▶ Problem description:
Keep the wording of each record exactly the same when you repeat it, and leave out pictures.

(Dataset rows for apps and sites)

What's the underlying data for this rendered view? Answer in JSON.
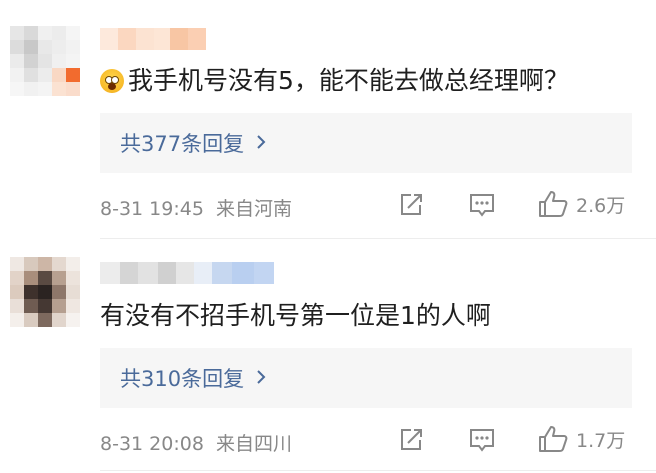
{
  "comments": [
    {
      "text": "我手机号没有5，能不能去做总经理啊？",
      "has_emoji": true,
      "emoji_icon": "shocked-face-emoji-icon",
      "reply_count_label": "共377条回复",
      "time": "8-31 19:45",
      "location": "来自河南",
      "like_count": "2.6万",
      "icons": [
        "share-icon",
        "comment-icon",
        "like-icon",
        "chevron-right-icon"
      ]
    },
    {
      "text": "有没有不招手机号第一位是1的人啊",
      "has_emoji": false,
      "reply_count_label": "共310条回复",
      "time": "8-31 20:08",
      "location": "来自四川",
      "like_count": "1.7万",
      "icons": [
        "share-icon",
        "comment-icon",
        "like-icon",
        "chevron-right-icon"
      ]
    }
  ],
  "colors": {
    "link": "#4a6a9a",
    "meta": "#888888",
    "reply_bg": "#f6f6f6"
  }
}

▶ Solution:
What's the underlying data for this rendered view? Answer in JSON.
{
  "comments": [
    {
      "text": "我手机号没有5，能不能去做总经理啊？",
      "has_emoji": true,
      "emoji_icon": "shocked-face-emoji-icon",
      "reply_count_label": "共377条回复",
      "time": "8-31 19:45",
      "location": "来自河南",
      "like_count": "2.6万",
      "icons": [
        "share-icon",
        "comment-icon",
        "like-icon",
        "chevron-right-icon"
      ]
    },
    {
      "text": "有没有不招手机号第一位是1的人啊",
      "has_emoji": false,
      "reply_count_label": "共310条回复",
      "time": "8-31 20:08",
      "location": "来自四川",
      "like_count": "1.7万",
      "icons": [
        "share-icon",
        "comment-icon",
        "like-icon",
        "chevron-right-icon"
      ]
    }
  ],
  "colors": {
    "link": "#4a6a9a",
    "meta": "#888888",
    "reply_bg": "#f6f6f6"
  }
}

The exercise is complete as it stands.